Records for processing:

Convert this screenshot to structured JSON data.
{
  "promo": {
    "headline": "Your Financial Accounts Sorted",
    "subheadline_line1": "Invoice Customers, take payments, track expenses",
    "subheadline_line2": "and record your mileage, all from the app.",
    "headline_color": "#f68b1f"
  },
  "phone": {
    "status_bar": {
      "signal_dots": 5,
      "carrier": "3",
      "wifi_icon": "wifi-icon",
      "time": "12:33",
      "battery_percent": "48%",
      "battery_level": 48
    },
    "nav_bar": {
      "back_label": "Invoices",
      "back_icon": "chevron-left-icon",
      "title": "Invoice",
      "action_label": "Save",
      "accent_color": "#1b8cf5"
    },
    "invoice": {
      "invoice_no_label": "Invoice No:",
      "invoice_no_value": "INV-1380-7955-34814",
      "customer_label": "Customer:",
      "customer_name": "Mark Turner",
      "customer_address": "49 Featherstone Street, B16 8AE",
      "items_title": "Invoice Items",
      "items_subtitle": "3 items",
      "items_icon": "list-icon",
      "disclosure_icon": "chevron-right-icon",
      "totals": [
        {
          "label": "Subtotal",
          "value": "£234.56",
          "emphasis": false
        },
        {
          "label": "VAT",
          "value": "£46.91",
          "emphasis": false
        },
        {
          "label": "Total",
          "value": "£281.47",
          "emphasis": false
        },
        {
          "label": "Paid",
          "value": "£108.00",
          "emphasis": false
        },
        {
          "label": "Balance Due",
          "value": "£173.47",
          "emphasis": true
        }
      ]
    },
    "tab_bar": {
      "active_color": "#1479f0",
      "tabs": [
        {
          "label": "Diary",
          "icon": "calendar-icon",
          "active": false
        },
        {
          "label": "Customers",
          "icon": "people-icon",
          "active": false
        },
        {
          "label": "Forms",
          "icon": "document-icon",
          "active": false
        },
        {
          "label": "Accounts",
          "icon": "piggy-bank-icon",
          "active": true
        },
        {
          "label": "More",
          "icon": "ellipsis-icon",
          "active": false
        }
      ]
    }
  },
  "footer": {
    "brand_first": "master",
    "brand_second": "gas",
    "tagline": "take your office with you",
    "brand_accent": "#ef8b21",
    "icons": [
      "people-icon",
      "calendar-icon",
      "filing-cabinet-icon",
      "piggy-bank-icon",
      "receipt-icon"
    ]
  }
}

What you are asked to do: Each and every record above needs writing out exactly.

Reply:
Convert this screenshot to structured JSON data.
{
  "promo": {
    "headline": "Your Financial Accounts Sorted",
    "subheadline_line1": "Invoice Customers, take payments, track expenses",
    "subheadline_line2": "and record your mileage, all from the app.",
    "headline_color": "#f68b1f"
  },
  "phone": {
    "status_bar": {
      "signal_dots": 5,
      "carrier": "3",
      "wifi_icon": "wifi-icon",
      "time": "12:33",
      "battery_percent": "48%",
      "battery_level": 48
    },
    "nav_bar": {
      "back_label": "Invoices",
      "back_icon": "chevron-left-icon",
      "title": "Invoice",
      "action_label": "Save",
      "accent_color": "#1b8cf5"
    },
    "invoice": {
      "invoice_no_label": "Invoice No:",
      "invoice_no_value": "INV-1380-7955-34814",
      "customer_label": "Customer:",
      "customer_name": "Mark Turner",
      "customer_address": "49 Featherstone Street, B16 8AE",
      "items_title": "Invoice Items",
      "items_subtitle": "3 items",
      "items_icon": "list-icon",
      "disclosure_icon": "chevron-right-icon",
      "totals": [
        {
          "label": "Subtotal",
          "value": "£234.56",
          "emphasis": false
        },
        {
          "label": "VAT",
          "value": "£46.91",
          "emphasis": false
        },
        {
          "label": "Total",
          "value": "£281.47",
          "emphasis": false
        },
        {
          "label": "Paid",
          "value": "£108.00",
          "emphasis": false
        },
        {
          "label": "Balance Due",
          "value": "£173.47",
          "emphasis": true
        }
      ]
    },
    "tab_bar": {
      "active_color": "#1479f0",
      "tabs": [
        {
          "label": "Diary",
          "icon": "calendar-icon",
          "active": false
        },
        {
          "label": "Customers",
          "icon": "people-icon",
          "active": false
        },
        {
          "label": "Forms",
          "icon": "document-icon",
          "active": false
        },
        {
          "label": "Accounts",
          "icon": "piggy-bank-icon",
          "active": true
        },
        {
          "label": "More",
          "icon": "ellipsis-icon",
          "active": false
        }
      ]
    }
  },
  "footer": {
    "brand_first": "master",
    "brand_second": "gas",
    "tagline": "take your office with you",
    "brand_accent": "#ef8b21",
    "icons": [
      "people-icon",
      "calendar-icon",
      "filing-cabinet-icon",
      "piggy-bank-icon",
      "receipt-icon"
    ]
  }
}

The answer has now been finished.